- For nearly a decade, the Indiana Fever has been among the worst teams in the WNBA.
- Despite its struggles on the court, the series hasn’t landed a first WNBA Draft pick award — yet.
- The Fever Virtual Prize – South Carolina star Alia Boston – Worth the agonizing wait.
The stars are finally aligning with Indiana Fever.
“It’s damn time,” said general manager Lin Dun.
Being one of the weakest teams in the WNBA over the past several years, Indiana hasn’t put together a winning regular season since 10-time WNBA’s Tamika Catchings was the face of the franchise. In the six years since their legendary forward walked off the hardwood for the last time, the Fever have amassed a paltry 45-147 record and only once have they won more than 10 games in a season.
Indiana’s struggles on the field did not translate into franchise-changing draft picks
Unsurprisingly, the Fever has failed to qualify for the playoffs since Catchings’ retirement. But despite their troubles on the court — which has brought them to the WNBA Draft Lottery each of the past six years — the Fever haven’t landed a top overall pick. In fact, not once in the franchise’s 22-year existence has the team been selected first in the draft.
In all but one of the last six seasons, Indiana has had the best or second best odds to win first place. Instead, they finished with two No. 2 picks, two No. 3 picks, and a No. 4 pick. Only two players with said picks remain with the Fever today: Kelsey Mitchell (2018) and NaLyssa Smith (2022).
But on Friday, Indiana’s unlucky streak came to a halt. The league’s perennial winners finally get their much-desired #1 spot in the 2023 WNBA Draft.
And the hypothetical prize awaiting coach Christie Sides’ team may have been worth waiting for for many years.
Aaliyah Boston has dominated both sides of the ball in three years of college basketball
The 6-foot-5 University of South Carolina Aliyah Boston has been in charge of the NCAA since she was a first-time fit for the Gamecocks.
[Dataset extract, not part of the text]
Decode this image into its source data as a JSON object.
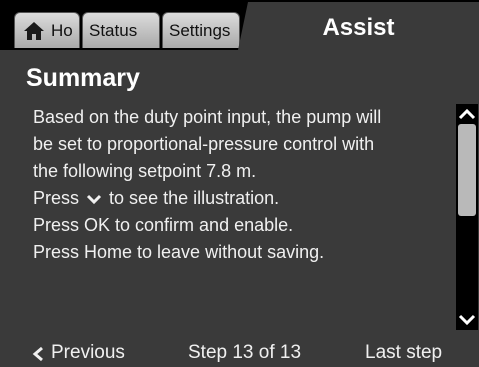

St. Thomas, US Virgin Islands averaged an incredibly effective double in her career and added 2.5 blocks per game to boot.
During her junior season — her best yet — Boston broke the record held by WNBA legend Sylvia Fowles for Most consecutive double-doubles in the SEC. She finished the year with her Division I top thirty double-doubles, and unsurprisingly she swept the postseason honors as National Player of the Year and Defensive Player of the Year.
But her most impressive piece of hardware came around tournament time, when she led South Carolina to its second-ever national championship and earned NCAA Tournament MVP honors for her historic efforts. The two-time First Team All-American’s 16.8 points and 15.2 rebounds per game during March Madness made her the first player ever to average 15 and 15 for an eventual title-winning team, ESPN Stats & Info.
It’s no wonder that Gino Oreima, the 11-time National League winning coach for the UConn Huskies, has called Boston “the hardest person in America to guard,” as well as “the most important person in the country in terms of what she does for her team.”
“It scores if there’s one, two, three, four people,” Auriemma said before facing Boston in the 2022 NCAA Tournament. “It doesn’t matter. She’s able to get the space she wants. She gets the ball on the rim whenever she wants. She bounces any ball that goes next. She just has talent.”
“How do we guard it? I don’t know,” he added. “I am open to suggestions.”
Perhaps most terrifying for any coach other than his name is Don Staley, Boston will get better from here.
Could Boston be the Messiah the fever has been waiting for?
Boston’s senior season started off more impressively than her junior year. Shooting 76.9% from the field, she set up two consecutive double-doubles—one of which came in the Gamecocks’ highest-ranked 25-point win against the 17-ranked Maryland Terrapins.
This year’s reigning female player of the year is bound to keep the momentum going in hopes of helping South Carolina return as national champions before turning to the pros. Boston previously confirmed to Insider that the 2022-23 season would be “my last year” with the Gamecocks, adding that it “will definitely be a special year” and that she and her teammates intend to “give her everything we’ve got”.
Barring disaster, Boston will be a top pick in the WNBA Draft next spring. And if her game takes to the pros in the way she most expects, she will have a massive and immediate impact on a team that undoubtedly needs it desperately.
Indiana’s leadership knows it’s true — and they celebrated accordingly as soon as news of Boston’s pick opportunity hit the airwaves:
—Indiana Fever ⛹️♀️🏀 (IndianaFever) November 12, 2022
The 2023 WNBA draft is scheduled to take place on April 10, just eight days after this season’s NCAA Championship game. If all goes according to plan, Boston will have an exciting few weeks next spring.